Tuesday, August 31, 2010

happy, healthy blood

Let's review, shall we? So, as I mentioned in my last post, they have found a match for me. Yeah!  The match they located is from the UCLA Medical Center, in sunny California. Their transplant coordinator mailed me a blood kit and instructed me to get one more blood test that would then be shipped to CA for the final test to complete the match process.

My primary physician's office suggested I go to a blood draw facility, where they would be more familiar with this type of unique situation for a blood test. So, I did. Last Friday I promptly made the appointment for 7am Monday morning at the local LabCorp here in Schenectady, thinking it would be so convenient to pop in on my way to work and still not be tardy. Nope. Mr. Blood-draw Man suggested I take it to Ellis Hospital's Blood Draw facility for testing, where they would be better equipped and familiar to do this type of test. Do I sound like a broken record yet? 

I drive over to Ellis Blood Lab and Ms. Blood-draw Lady says, "60 cc's of blood? We can't do that here, it's too much."  Ok, so where do I go then, Ms. You're-Letting-Me-Down-and-My-Patience-is-Wearing-Thin Lady? She tells me to go to the main entrance of the hospital and they can do it there. I get in my car and drive to the hospital, park, and am now arriving to have this test 40 minutes AFTER I was supposed to have had my original appointment at 7am. I sign the sheet at the desk. Can I just say that I'm always hesitant to sign one of these when I'm still not sure I'm in the right place to get the service I'm there for. It's like standing in a customer service line for 20 minutes to have them finally call your name only to inform you that you're in the wrong line. Who doesn't love that?!
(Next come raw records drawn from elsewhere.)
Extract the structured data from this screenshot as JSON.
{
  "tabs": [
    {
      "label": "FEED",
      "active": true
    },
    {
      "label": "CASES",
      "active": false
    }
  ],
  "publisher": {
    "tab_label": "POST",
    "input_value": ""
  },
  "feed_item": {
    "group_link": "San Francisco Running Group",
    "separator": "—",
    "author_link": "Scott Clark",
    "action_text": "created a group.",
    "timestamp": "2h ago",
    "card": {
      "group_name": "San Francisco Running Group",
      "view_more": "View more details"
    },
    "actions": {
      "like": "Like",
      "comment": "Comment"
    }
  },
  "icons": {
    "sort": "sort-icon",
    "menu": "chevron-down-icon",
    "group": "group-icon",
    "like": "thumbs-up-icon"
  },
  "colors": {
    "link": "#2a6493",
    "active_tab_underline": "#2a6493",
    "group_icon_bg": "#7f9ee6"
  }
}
The administrative assistant at this lab was so nice, but she too suggested they might not be able to do this test here either. Really? Ok, I have an idea - give me the needle, I'll fill the vials, box them up, slap a FedEx label on it and drop it in the orange and purple box. I mean, how difficult could this be? You throw the phlebotomist a curveball by actually being prepared with a ready-made kit for this procedure and they look at you like you are asking them to fill the test tubes with chianti instead of blood. She eventually fills 7 vials with my happy and healthy blood and sends it off FedEx.

Now what? As always, I'm not sure. I think it gets mixed with the recipient's blood and then the smarty-pants technicians come out in their white lab coats and run some crazy mathematical formulas on it and bamm! - it's a go! At least I hope so. I should be hearing from my coordinator from Weill-Cornell within a week, which at that time she will inform me of the final results and if it's positive, a surgery date will be scheduled. This is an exciting time for me right now. Not excited as in... I just stumbled across a shoe sale at Macy's kind of excitement. It's more like the type of anticipation an expecting mom might be experiencing, or the butterflies that flutter in your tummy when you're waiting to hear about a job offer.

This journey is now becoming all the more real for me. It's really happening, and it's sneaking up on me quicker than I had imagined it would. I'm loving every minute of it, and I'm so anxious for that phone call to come to inform me that my kidney is going to be transplanted into another human's body. It's absolutely amazing to me to think that we have this ability to help someone by passing off an organ to them that was once our very own. I'm fascinated that something that is coming from my body will be able to provide a better quality of life for someone.

You can do this too, ya know! Just think about it, please? It's such a small sacrifice. The urine collections, the multiple blood tests, the x-rays and body exams, the phone calls and research are nothing. Nothing. If anything, I have found that during this time, I have gained so much information and knowledge about something that quite honestly, I never knew was possible. It's been so interesting to me, and I'm intrigued by the science behind it all. I am looking forward to the next step!

Until next time... summer is coming to a close very soon, enjoy these final days outside in the sun!